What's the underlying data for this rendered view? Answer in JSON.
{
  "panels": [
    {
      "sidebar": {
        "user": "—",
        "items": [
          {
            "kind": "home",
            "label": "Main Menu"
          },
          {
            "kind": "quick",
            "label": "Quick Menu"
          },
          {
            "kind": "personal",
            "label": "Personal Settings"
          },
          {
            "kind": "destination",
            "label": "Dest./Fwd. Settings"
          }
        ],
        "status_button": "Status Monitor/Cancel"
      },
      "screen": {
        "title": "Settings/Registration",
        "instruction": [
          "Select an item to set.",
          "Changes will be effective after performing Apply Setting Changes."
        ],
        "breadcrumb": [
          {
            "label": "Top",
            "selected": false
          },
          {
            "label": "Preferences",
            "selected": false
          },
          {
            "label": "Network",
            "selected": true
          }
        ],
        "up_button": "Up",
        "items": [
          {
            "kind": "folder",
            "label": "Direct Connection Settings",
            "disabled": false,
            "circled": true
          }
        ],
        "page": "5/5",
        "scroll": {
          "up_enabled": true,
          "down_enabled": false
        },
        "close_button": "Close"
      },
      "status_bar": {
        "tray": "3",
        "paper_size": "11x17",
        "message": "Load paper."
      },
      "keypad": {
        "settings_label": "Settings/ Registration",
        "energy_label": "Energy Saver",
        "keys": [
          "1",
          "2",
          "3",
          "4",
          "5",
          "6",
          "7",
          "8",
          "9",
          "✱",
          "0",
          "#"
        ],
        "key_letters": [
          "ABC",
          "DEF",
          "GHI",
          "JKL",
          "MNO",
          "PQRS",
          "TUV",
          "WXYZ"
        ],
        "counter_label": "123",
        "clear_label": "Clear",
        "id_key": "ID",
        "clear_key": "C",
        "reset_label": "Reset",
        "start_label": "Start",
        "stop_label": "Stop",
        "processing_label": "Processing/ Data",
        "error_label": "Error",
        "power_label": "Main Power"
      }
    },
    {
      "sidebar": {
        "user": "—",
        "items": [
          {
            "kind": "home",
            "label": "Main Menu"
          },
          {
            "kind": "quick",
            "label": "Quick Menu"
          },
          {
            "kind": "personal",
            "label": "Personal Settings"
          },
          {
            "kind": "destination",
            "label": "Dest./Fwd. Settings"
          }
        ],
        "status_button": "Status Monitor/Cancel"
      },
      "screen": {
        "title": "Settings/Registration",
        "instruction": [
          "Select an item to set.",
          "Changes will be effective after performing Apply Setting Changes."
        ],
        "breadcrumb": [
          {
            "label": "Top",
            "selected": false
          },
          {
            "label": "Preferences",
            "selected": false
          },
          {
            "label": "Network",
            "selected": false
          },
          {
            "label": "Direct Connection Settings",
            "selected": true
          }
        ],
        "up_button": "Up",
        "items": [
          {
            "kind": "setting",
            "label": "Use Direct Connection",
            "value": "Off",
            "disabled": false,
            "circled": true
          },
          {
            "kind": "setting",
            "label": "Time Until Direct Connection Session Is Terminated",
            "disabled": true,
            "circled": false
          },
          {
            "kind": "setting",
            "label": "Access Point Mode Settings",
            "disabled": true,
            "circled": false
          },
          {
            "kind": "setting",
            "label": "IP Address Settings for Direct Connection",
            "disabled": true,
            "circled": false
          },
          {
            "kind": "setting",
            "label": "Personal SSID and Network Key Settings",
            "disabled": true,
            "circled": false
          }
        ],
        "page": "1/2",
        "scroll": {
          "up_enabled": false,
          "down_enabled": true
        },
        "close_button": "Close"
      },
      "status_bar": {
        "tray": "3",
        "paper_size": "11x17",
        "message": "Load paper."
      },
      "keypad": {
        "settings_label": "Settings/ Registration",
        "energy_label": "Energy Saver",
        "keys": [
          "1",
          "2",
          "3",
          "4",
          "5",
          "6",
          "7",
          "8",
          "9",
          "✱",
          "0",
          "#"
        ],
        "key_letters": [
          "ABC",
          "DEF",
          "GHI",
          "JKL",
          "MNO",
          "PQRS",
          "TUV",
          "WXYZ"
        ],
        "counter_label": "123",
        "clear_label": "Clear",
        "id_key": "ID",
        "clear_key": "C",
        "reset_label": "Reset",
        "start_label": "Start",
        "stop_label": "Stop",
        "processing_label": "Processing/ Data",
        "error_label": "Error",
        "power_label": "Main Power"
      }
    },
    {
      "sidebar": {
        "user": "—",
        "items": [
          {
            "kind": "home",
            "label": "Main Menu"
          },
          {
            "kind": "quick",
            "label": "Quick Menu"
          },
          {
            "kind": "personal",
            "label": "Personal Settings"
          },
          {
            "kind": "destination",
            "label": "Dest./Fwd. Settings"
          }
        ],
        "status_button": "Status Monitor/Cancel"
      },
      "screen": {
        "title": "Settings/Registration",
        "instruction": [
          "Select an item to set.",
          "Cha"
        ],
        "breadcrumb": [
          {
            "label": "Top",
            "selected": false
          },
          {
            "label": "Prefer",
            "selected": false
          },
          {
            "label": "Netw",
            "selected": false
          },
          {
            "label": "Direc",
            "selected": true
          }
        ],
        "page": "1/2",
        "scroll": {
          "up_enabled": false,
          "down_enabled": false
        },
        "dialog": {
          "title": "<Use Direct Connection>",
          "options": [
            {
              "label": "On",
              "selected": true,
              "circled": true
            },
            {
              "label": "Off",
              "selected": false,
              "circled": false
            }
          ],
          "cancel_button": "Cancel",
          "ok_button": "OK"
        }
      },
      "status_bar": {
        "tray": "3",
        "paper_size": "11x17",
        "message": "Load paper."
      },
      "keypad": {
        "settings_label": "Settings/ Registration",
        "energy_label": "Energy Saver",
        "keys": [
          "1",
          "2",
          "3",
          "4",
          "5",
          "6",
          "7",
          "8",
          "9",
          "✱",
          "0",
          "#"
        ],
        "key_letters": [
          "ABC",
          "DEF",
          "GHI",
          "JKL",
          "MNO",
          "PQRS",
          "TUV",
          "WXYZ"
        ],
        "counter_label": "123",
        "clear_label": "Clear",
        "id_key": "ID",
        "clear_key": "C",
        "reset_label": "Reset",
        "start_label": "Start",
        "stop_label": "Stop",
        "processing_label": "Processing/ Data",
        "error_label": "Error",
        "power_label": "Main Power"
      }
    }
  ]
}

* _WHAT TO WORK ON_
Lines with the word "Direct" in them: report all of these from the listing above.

* _FINISHED EXERCISE_
            "label": "Direct Connection Settings",
            "label": "Direct Connection Settings",
            "label": "Use Direct Connection",
            "label": "Time Until Direct Connection Session Is Terminated",
            "label": "IP Address Settings for Direct Connection",
          "title": "<Use Direct Connection>",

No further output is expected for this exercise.